* **TASK GOAL**: Pull every line that includes the word "this" out of the data below and copy it.

Data about app and page elements:
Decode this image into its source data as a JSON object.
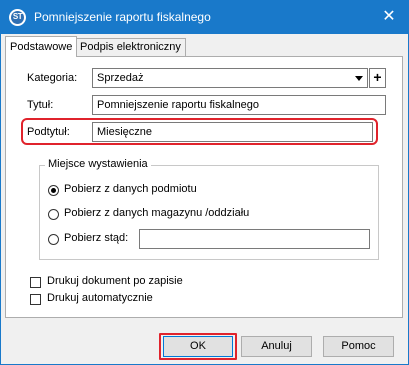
{
  "window": {
    "title": "Pomniejszenie raportu fiskalnego",
    "app_icon_text": "ST",
    "close_glyph": "✕"
  },
  "tabs": [
    {
      "label": "Podstawowe",
      "active": true
    },
    {
      "label": "Podpis elektroniczny",
      "active": false
    }
  ],
  "form": {
    "category_label": "Kategoria:",
    "category_value": "Sprzedaż",
    "add_glyph": "+",
    "title_label": "Tytuł:",
    "title_value": "Pomniejszenie raportu fiskalnego",
    "subtitle_label": "Podtytuł:",
    "subtitle_value": "Miesięczne"
  },
  "issue_place": {
    "legend": "Miejsce wystawienia",
    "options": [
      {
        "label": "Pobierz z danych podmiotu",
        "selected": true
      },
      {
        "label": "Pobierz z danych magazynu /oddziału",
        "selected": false
      },
      {
        "label": "Pobierz stąd:",
        "selected": false
      }
    ],
    "custom_value": ""
  },
  "options": {
    "print_after_save": {
      "label": "Drukuj dokument po zapisie",
      "checked": false
    },
    "print_auto": {
      "label": "Drukuj automatycznie",
      "checked": false
    }
  },
  "buttons": {
    "ok": "OK",
    "cancel": "Anuluj",
    "help": "Pomoc"
  },
  "colors": {
    "titlebar": "#1979ca",
    "highlight": "#e0232c"
  },
  "icons": {
    "app": "app-logo-icon",
    "close": "close-icon",
    "combo": "chevron-down-icon"
  }
}
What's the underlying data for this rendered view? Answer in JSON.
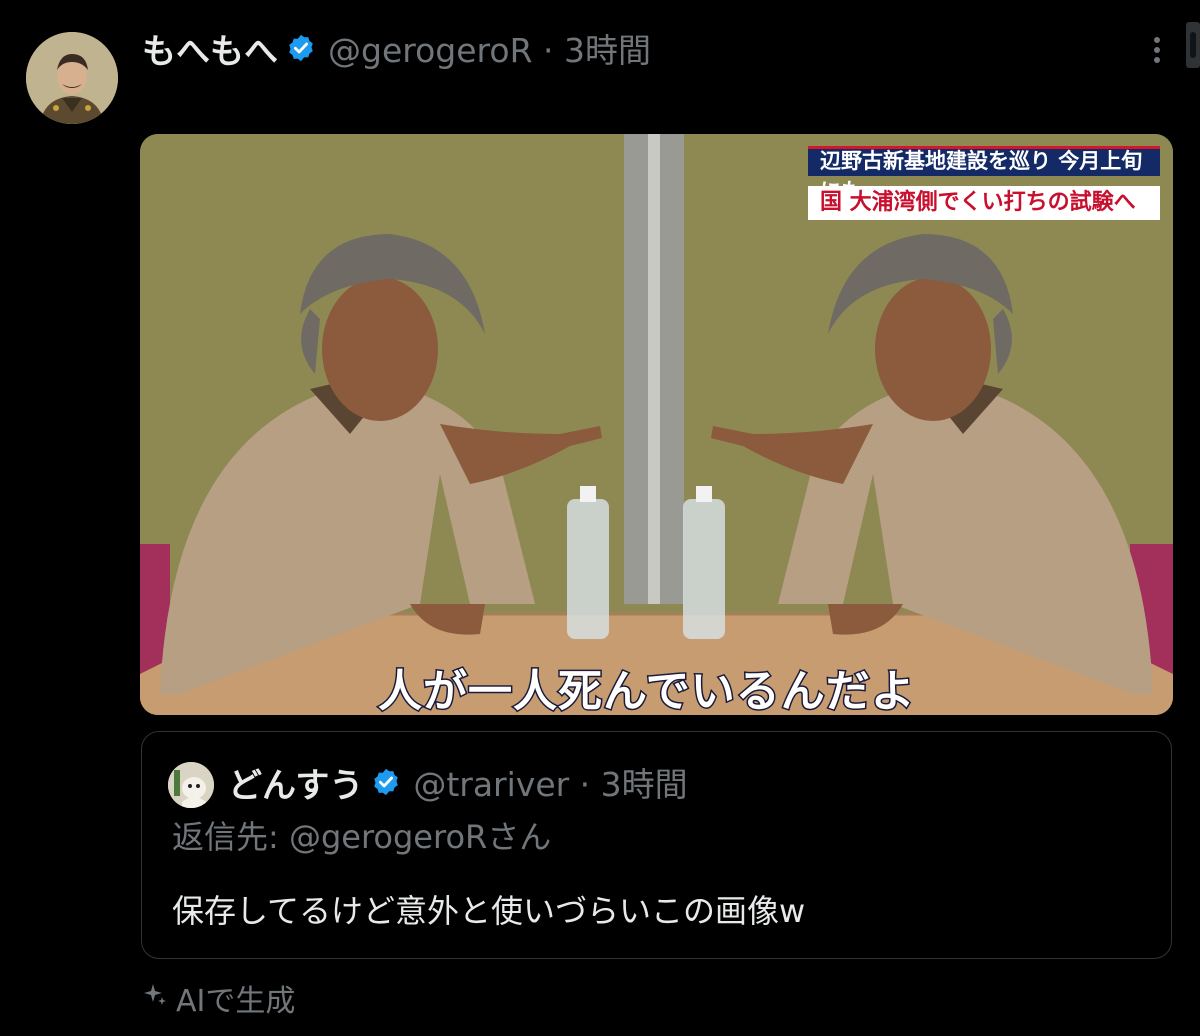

* **EXERCISE SOLUTION**:
Decode this image into its source data as a JSON object.
What's the underlying data for this rendered view? Answer in JSON.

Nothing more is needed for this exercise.